Search the records for the word "browser". Copy every line where it appears.

[Supplied material Boundary: Start]

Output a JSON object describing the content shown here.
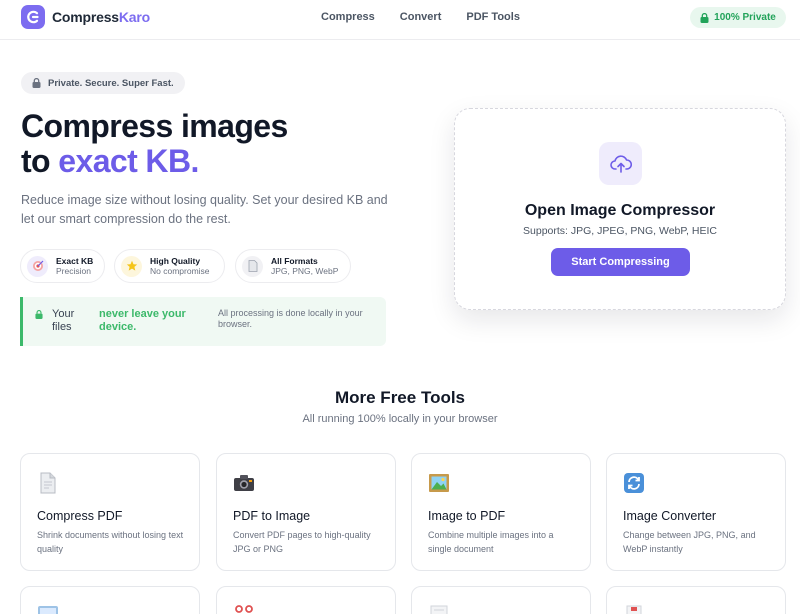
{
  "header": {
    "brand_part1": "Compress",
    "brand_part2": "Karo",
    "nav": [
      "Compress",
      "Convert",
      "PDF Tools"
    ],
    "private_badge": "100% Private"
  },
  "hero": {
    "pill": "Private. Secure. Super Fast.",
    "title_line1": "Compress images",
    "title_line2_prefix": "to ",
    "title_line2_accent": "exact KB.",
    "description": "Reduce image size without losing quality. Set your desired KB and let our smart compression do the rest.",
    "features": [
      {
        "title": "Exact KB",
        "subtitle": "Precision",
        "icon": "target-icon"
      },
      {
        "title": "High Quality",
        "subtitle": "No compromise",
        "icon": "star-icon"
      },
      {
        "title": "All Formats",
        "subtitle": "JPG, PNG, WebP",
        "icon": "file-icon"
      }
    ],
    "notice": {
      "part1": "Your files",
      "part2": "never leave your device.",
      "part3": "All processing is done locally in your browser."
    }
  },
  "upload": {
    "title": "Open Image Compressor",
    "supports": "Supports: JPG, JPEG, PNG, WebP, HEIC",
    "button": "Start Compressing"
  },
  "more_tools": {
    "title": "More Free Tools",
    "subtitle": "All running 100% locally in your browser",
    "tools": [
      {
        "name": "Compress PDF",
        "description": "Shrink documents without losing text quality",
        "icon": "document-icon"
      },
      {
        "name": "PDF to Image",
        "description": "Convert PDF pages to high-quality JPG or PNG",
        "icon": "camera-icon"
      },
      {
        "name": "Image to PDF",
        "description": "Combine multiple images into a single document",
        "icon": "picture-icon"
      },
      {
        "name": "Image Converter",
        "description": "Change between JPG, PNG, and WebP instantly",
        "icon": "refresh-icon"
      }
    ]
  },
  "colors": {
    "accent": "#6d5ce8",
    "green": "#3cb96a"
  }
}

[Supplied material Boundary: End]
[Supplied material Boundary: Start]

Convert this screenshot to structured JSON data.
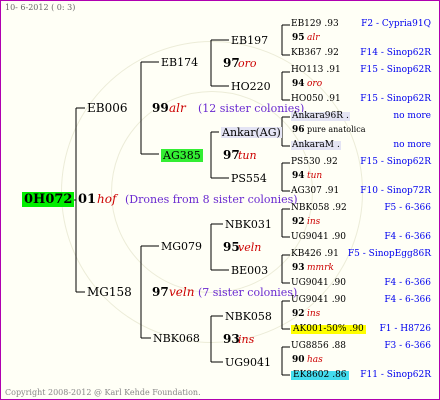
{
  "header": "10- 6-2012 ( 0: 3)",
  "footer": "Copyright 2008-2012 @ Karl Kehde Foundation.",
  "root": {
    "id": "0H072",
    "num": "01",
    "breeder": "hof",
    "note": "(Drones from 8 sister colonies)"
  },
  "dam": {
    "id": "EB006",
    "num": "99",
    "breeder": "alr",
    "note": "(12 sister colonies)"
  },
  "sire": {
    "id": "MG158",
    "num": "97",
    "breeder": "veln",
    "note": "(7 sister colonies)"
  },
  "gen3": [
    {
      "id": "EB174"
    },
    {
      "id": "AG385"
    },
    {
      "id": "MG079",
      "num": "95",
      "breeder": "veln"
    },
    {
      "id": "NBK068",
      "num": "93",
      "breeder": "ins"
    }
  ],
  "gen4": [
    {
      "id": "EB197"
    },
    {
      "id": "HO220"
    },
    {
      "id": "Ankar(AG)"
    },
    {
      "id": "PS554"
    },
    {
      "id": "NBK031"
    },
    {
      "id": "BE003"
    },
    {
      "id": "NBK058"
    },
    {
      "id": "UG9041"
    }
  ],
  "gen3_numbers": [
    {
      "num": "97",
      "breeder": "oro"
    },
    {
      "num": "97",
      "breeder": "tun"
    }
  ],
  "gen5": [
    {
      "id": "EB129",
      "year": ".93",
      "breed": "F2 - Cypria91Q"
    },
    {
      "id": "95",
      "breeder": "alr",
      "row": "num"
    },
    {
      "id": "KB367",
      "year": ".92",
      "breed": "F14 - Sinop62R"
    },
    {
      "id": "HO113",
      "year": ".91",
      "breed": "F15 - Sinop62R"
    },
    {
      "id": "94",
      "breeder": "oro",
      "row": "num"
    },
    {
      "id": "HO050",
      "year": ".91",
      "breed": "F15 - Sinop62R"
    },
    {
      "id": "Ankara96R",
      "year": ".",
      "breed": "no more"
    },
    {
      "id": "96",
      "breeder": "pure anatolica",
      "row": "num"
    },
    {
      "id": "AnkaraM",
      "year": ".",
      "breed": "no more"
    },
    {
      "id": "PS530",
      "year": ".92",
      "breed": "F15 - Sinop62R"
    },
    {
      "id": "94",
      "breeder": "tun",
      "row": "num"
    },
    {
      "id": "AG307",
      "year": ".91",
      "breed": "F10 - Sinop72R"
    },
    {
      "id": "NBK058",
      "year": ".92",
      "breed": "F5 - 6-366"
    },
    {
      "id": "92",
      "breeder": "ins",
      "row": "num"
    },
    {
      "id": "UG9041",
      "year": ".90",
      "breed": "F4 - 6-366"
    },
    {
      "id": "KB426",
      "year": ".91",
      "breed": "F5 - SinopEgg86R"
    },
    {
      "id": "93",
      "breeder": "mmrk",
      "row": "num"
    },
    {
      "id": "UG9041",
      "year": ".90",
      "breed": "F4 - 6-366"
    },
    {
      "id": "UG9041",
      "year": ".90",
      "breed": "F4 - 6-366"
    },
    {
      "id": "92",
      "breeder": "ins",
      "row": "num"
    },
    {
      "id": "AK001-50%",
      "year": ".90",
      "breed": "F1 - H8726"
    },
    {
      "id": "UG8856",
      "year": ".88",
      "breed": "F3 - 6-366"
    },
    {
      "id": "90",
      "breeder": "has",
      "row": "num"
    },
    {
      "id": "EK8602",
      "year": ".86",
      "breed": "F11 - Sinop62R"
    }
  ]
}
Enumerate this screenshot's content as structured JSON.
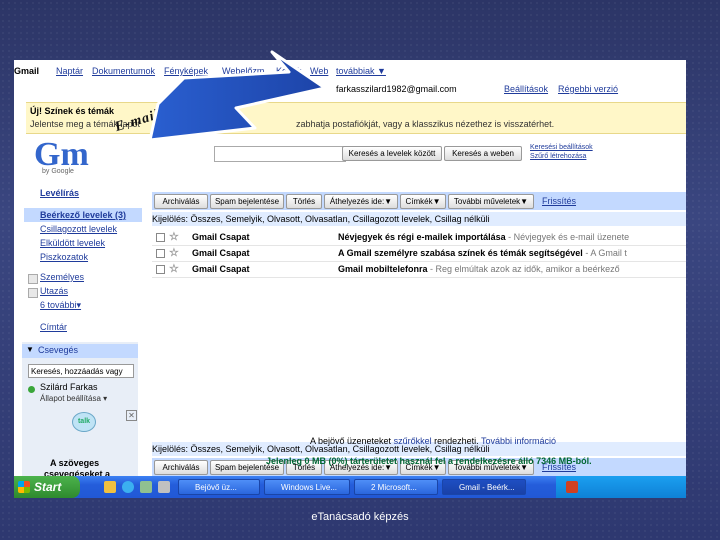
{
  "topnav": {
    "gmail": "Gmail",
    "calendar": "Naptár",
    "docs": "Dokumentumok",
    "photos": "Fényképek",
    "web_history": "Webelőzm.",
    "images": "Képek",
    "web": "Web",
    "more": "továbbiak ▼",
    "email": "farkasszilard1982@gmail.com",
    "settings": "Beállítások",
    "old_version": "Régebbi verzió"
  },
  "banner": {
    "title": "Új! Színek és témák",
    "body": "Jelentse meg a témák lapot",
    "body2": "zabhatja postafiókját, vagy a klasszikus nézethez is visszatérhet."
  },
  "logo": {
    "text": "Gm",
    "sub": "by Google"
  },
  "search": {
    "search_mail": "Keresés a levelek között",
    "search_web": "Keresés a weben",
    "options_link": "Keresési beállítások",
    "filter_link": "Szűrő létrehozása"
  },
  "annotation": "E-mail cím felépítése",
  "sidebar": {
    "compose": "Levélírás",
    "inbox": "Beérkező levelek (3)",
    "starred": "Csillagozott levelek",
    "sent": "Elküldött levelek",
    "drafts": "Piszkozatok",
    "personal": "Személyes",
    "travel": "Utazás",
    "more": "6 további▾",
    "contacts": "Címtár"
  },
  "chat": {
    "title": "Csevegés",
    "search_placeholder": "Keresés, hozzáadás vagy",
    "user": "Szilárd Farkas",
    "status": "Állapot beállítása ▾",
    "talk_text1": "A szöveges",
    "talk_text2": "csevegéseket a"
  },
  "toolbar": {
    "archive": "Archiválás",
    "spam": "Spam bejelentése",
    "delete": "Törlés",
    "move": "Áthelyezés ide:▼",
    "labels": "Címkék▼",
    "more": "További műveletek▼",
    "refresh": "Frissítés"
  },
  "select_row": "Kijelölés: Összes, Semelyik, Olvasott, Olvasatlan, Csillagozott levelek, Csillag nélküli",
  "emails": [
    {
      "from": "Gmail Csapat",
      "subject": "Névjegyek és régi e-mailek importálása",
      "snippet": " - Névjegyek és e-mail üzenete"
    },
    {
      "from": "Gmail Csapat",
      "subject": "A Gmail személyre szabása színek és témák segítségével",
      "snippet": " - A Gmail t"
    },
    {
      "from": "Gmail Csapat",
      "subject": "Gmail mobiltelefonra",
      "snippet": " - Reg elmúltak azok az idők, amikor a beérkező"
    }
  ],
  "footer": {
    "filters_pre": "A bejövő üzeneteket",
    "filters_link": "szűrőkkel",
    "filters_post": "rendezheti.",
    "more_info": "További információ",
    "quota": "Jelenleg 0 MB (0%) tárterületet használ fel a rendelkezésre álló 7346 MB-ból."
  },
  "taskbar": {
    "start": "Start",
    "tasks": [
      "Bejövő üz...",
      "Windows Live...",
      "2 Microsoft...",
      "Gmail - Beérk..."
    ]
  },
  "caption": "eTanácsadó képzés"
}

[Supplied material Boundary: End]
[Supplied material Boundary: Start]

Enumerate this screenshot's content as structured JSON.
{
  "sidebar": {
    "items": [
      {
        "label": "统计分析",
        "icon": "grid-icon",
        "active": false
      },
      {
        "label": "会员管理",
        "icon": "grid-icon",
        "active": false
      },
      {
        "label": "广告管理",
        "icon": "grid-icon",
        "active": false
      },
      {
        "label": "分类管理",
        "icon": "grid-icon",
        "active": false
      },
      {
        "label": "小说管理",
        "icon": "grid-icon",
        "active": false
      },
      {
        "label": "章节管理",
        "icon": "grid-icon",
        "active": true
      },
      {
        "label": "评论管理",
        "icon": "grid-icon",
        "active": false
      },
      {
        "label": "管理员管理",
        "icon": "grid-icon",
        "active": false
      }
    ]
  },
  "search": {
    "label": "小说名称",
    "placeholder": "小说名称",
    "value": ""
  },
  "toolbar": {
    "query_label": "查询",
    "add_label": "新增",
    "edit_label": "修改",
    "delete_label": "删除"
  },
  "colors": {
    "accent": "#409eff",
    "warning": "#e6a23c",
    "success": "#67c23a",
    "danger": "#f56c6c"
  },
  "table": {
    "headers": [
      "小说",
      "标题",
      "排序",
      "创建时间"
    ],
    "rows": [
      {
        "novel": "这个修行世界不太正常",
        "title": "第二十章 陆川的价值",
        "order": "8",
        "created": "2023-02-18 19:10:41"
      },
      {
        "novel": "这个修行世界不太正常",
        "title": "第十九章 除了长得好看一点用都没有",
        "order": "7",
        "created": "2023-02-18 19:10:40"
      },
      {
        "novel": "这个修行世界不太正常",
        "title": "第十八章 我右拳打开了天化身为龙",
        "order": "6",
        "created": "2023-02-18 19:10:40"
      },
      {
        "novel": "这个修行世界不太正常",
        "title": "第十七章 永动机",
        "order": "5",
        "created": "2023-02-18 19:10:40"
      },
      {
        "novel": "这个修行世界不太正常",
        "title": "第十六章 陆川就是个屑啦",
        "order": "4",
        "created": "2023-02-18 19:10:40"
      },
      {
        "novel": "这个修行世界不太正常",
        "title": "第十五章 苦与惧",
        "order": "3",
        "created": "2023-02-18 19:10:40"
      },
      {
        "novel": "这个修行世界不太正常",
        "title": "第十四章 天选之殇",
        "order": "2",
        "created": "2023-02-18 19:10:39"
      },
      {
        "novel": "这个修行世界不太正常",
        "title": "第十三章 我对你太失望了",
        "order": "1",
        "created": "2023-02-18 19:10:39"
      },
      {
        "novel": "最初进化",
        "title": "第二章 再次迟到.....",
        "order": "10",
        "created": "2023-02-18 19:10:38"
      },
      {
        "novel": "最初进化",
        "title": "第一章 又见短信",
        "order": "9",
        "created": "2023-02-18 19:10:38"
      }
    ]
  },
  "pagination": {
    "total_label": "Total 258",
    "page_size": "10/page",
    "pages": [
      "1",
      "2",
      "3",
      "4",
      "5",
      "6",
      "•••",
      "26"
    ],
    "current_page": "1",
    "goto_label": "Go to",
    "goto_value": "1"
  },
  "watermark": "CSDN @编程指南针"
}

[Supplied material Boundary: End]

§ **Response area**:
      "part3": "All processing is done locally in your browser."
    "subtitle": "All running 100% locally in your browser",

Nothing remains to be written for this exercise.